Requirement :: Word for word, restate each entry that appears below.

The data ::
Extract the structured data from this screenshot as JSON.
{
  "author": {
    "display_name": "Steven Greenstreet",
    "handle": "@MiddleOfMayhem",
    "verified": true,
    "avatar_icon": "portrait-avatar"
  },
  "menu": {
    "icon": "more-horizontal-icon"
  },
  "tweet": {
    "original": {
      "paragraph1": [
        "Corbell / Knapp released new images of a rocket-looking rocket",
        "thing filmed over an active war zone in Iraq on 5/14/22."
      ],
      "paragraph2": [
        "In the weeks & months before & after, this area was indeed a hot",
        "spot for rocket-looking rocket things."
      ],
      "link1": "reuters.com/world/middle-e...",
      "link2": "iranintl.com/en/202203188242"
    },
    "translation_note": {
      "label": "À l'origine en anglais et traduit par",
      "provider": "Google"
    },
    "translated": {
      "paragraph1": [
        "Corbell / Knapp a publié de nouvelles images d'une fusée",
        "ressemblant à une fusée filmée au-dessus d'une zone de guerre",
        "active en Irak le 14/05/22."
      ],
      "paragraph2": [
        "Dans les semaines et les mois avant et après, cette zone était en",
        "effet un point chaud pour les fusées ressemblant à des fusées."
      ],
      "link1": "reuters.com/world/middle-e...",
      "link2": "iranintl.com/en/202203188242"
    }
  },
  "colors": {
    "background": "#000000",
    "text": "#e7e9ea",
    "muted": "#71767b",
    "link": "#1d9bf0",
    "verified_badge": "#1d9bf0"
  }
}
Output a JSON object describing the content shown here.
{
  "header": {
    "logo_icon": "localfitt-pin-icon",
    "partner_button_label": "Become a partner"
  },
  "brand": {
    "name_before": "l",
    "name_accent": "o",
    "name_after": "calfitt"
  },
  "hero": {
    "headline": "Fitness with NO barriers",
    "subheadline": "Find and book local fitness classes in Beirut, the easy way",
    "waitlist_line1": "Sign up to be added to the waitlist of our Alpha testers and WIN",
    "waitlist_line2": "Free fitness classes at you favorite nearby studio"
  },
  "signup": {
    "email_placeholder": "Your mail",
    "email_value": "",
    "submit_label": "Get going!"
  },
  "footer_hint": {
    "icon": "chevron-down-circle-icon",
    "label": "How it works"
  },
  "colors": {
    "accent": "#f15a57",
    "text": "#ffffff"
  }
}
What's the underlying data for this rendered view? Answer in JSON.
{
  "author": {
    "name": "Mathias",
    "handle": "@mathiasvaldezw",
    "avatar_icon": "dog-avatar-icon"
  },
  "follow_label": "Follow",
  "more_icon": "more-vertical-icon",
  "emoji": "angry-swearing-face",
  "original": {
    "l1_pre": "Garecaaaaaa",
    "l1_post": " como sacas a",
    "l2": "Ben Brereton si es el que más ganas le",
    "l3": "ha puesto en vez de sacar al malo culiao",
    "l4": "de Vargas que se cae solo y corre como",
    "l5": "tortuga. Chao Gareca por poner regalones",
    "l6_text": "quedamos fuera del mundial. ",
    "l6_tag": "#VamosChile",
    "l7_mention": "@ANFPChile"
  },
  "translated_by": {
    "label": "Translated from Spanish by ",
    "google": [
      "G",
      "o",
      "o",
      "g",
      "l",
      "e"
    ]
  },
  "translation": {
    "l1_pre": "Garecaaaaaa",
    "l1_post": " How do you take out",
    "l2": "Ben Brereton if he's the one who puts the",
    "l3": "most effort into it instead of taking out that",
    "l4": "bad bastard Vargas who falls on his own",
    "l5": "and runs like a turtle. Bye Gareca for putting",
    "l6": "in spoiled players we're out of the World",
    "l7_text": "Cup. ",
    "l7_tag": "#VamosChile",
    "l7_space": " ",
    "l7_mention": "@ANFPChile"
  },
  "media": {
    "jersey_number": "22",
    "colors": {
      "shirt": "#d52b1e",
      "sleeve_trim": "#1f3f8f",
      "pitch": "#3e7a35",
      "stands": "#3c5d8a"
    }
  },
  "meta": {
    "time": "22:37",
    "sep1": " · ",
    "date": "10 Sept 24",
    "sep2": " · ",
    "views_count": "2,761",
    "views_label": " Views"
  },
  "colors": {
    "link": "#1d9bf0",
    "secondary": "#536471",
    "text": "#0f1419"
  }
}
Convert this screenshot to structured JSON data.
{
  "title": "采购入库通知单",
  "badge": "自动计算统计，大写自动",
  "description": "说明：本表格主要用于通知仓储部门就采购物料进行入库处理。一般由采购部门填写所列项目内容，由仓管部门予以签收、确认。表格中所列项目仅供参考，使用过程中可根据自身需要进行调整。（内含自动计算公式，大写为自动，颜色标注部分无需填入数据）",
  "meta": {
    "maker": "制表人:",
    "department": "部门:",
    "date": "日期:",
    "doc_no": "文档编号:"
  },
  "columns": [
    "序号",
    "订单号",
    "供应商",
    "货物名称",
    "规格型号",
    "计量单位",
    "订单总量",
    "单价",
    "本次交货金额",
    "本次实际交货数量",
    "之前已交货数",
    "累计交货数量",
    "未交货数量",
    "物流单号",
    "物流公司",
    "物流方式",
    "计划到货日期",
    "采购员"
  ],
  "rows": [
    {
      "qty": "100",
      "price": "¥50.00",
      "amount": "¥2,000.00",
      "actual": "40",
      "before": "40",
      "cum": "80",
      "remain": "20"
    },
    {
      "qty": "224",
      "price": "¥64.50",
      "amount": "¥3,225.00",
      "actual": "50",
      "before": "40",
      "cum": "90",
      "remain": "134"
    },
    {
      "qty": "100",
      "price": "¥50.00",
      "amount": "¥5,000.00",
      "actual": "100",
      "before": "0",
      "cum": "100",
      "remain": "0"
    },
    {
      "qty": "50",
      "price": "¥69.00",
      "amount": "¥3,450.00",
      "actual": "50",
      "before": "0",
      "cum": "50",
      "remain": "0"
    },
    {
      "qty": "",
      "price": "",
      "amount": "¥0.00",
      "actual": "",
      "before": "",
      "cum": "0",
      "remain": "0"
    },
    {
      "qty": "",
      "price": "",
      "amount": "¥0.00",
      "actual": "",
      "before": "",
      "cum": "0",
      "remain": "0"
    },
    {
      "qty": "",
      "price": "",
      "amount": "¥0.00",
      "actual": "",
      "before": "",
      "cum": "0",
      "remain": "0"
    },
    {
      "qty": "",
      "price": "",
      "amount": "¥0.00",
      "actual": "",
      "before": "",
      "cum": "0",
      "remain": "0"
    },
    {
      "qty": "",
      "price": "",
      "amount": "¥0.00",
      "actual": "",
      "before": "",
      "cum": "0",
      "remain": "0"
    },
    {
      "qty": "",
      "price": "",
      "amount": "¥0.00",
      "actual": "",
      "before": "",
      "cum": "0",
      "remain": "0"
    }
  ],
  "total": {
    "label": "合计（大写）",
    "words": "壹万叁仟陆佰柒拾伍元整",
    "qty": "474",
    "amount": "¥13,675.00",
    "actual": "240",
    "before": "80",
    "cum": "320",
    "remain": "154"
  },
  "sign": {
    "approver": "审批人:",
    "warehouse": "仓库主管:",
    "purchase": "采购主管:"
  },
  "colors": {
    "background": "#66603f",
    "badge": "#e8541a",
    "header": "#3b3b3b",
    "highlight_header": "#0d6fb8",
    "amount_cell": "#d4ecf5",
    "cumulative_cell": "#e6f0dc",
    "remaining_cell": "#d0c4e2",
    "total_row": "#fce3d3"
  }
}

Solution to this task ::
Extract the structured data from this screenshot as JSON.
{
  "author": {
    "display_name": "Steven Greenstreet",
    "handle": "@MiddleOfMayhem",
    "verified": true,
    "avatar_icon": "portrait-avatar"
  },
  "menu": {
    "icon": "more-horizontal-icon"
  },
  "tweet": {
    "original": {
      "paragraph1": [
        "Corbell / Knapp released new images of a rocket-looking rocket",
        "thing filmed over an active war zone in Iraq on 5/14/22."
      ],
      "paragraph2": [
        "In the weeks & months before & after, this area was indeed a hot",
        "spot for rocket-looking rocket things."
      ],
      "link1": "reuters.com/world/middle-e...",
      "link2": "iranintl.com/en/202203188242"
    },
    "translation_note": {
      "label": "À l'origine en anglais et traduit par",
      "provider": "Google"
    },
    "translated": {
      "paragraph1": [
        "Corbell / Knapp a publié de nouvelles images d'une fusée",
        "ressemblant à une fusée filmée au-dessus d'une zone de guerre",
        "active en Irak le 14/05/22."
      ],
      "paragraph2": [
        "Dans les semaines et les mois avant et après, cette zone était en",
        "effet un point chaud pour les fusées ressemblant à des fusées."
      ],
      "link1": "reuters.com/world/middle-e...",
      "link2": "iranintl.com/en/202203188242"
    }
  },
  "colors": {
    "background": "#000000",
    "text": "#e7e9ea",
    "muted": "#71767b",
    "link": "#1d9bf0",
    "verified_badge": "#1d9bf0"
  }
}
Output a JSON object describing the content shown here.
{
  "header": {
    "logo_icon": "localfitt-pin-icon",
    "partner_button_label": "Become a partner"
  },
  "brand": {
    "name_before": "l",
    "name_accent": "o",
    "name_after": "calfitt"
  },
  "hero": {
    "headline": "Fitness with NO barriers",
    "subheadline": "Find and book local fitness classes in Beirut, the easy way",
    "waitlist_line1": "Sign up to be added to the waitlist of our Alpha testers and WIN",
    "waitlist_line2": "Free fitness classes at you favorite nearby studio"
  },
  "signup": {
    "email_placeholder": "Your mail",
    "email_value": "",
    "submit_label": "Get going!"
  },
  "footer_hint": {
    "icon": "chevron-down-circle-icon",
    "label": "How it works"
  },
  "colors": {
    "accent": "#f15a57",
    "text": "#ffffff"
  }
}
What's the underlying data for this rendered view? Answer in JSON.
{
  "author": {
    "name": "Mathias",
    "handle": "@mathiasvaldezw",
    "avatar_icon": "dog-avatar-icon"
  },
  "follow_label": "Follow",
  "more_icon": "more-vertical-icon",
  "emoji": "angry-swearing-face",
  "original": {
    "l1_pre": "Garecaaaaaa",
    "l1_post": " como sacas a",
    "l2": "Ben Brereton si es el que más ganas le",
    "l3": "ha puesto en vez de sacar al malo culiao",
    "l4": "de Vargas que se cae solo y corre como",
    "l5": "tortuga. Chao Gareca por poner regalones",
    "l6_text": "quedamos fuera del mundial. ",
    "l6_tag": "#VamosChile",
    "l7_mention": "@ANFPChile"
  },
  "translated_by": {
    "label": "Translated from Spanish by ",
    "google": [
      "G",
      "o",
      "o",
      "g",
      "l",
      "e"
    ]
  },
  "translation": {
    "l1_pre": "Garecaaaaaa",
    "l1_post": " How do you take out",
    "l2": "Ben Brereton if he's the one who puts the",
    "l3": "most effort into it instead of taking out that",
    "l4": "bad bastard Vargas who falls on his own",
    "l5": "and runs like a turtle. Bye Gareca for putting",
    "l6": "in spoiled players we're out of the World",
    "l7_text": "Cup. ",
    "l7_tag": "#VamosChile",
    "l7_space": " ",
    "l7_mention": "@ANFPChile"
  },
  "media": {
    "jersey_number": "22",
    "colors": {
      "shirt": "#d52b1e",
      "sleeve_trim": "#1f3f8f",
      "pitch": "#3e7a35",
      "stands": "#3c5d8a"
    }
  },
  "meta": {
    "time": "22:37",
    "sep1": " · ",
    "date": "10 Sept 24",
    "sep2": " · ",
    "views_count": "2,761",
    "views_label": " Views"
  },
  "colors": {
    "link": "#1d9bf0",
    "secondary": "#536471",
    "text": "#0f1419"
  }
}
Convert this screenshot to structured JSON data.
{
  "title": "采购入库通知单",
  "badge": "自动计算统计，大写自动",
  "description": "说明：本表格主要用于通知仓储部门就采购物料进行入库处理。一般由采购部门填写所列项目内容，由仓管部门予以签收、确认。表格中所列项目仅供参考，使用过程中可根据自身需要进行调整。（内含自动计算公式，大写为自动，颜色标注部分无需填入数据）",
  "meta": {
    "maker": "制表人:",
    "department": "部门:",
    "date": "日期:",
    "doc_no": "文档编号:"
  },
  "columns": [
    "序号",
    "订单号",
    "供应商",
    "货物名称",
    "规格型号",
    "计量单位",
    "订单总量",
    "单价",
    "本次交货金额",
    "本次实际交货数量",
    "之前已交货数",
    "累计交货数量",
    "未交货数量",
    "物流单号",
    "物流公司",
    "物流方式",
    "计划到货日期",
    "采购员"
  ],
  "rows": [
    {
      "qty": "100",
      "price": "¥50.00",
      "amount": "¥2,000.00",
      "actual": "40",
      "before": "40",
      "cum": "80",
      "remain": "20"
    },
    {
      "qty": "224",
      "price": "¥64.50",
      "amount": "¥3,225.00",
      "actual": "50",
      "before": "40",
      "cum": "90",
      "remain": "134"
    },
    {
      "qty": "100",
      "price": "¥50.00",
      "amount": "¥5,000.00",
      "actual": "100",
      "before": "0",
      "cum": "100",
      "remain": "0"
    },
    {
      "qty": "50",
      "price": "¥69.00",
      "amount": "¥3,450.00",
      "actual": "50",
      "before": "0",
      "cum": "50",
      "remain": "0"
    },
    {
      "qty": "",
      "price": "",
      "amount": "¥0.00",
      "actual": "",
      "before": "",
      "cum": "0",
      "remain": "0"
    },
    {
      "qty": "",
      "price": "",
      "amount": "¥0.00",
      "actual": "",
      "before": "",
      "cum": "0",
      "remain": "0"
    },
    {
      "qty": "",
      "price": "",
      "amount": "¥0.00",
      "actual": "",
      "before": "",
      "cum": "0",
      "remain": "0"
    },
    {
      "qty": "",
      "price": "",
      "amount": "¥0.00",
      "actual": "",
      "before": "",
      "cum": "0",
      "remain": "0"
    },
    {
      "qty": "",
      "price": "",
      "amount": "¥0.00",
      "actual": "",
      "before": "",
      "cum": "0",
      "remain": "0"
    },
    {
      "qty": "",
      "price": "",
      "amount": "¥0.00",
      "actual": "",
      "before": "",
      "cum": "0",
      "remain": "0"
    }
  ],
  "total": {
    "label": "合计（大写）",
    "words": "壹万叁仟陆佰柒拾伍元整",
    "qty": "474",
    "amount": "¥13,675.00",
    "actual": "240",
    "before": "80",
    "cum": "320",
    "remain": "154"
  },
  "sign": {
    "approver": "审批人:",
    "warehouse": "仓库主管:",
    "purchase": "采购主管:"
  },
  "colors": {
    "background": "#66603f",
    "badge": "#e8541a",
    "header": "#3b3b3b",
    "highlight_header": "#0d6fb8",
    "amount_cell": "#d4ecf5",
    "cumulative_cell": "#e6f0dc",
    "remaining_cell": "#d0c4e2",
    "total_row": "#fce3d3"
  }
}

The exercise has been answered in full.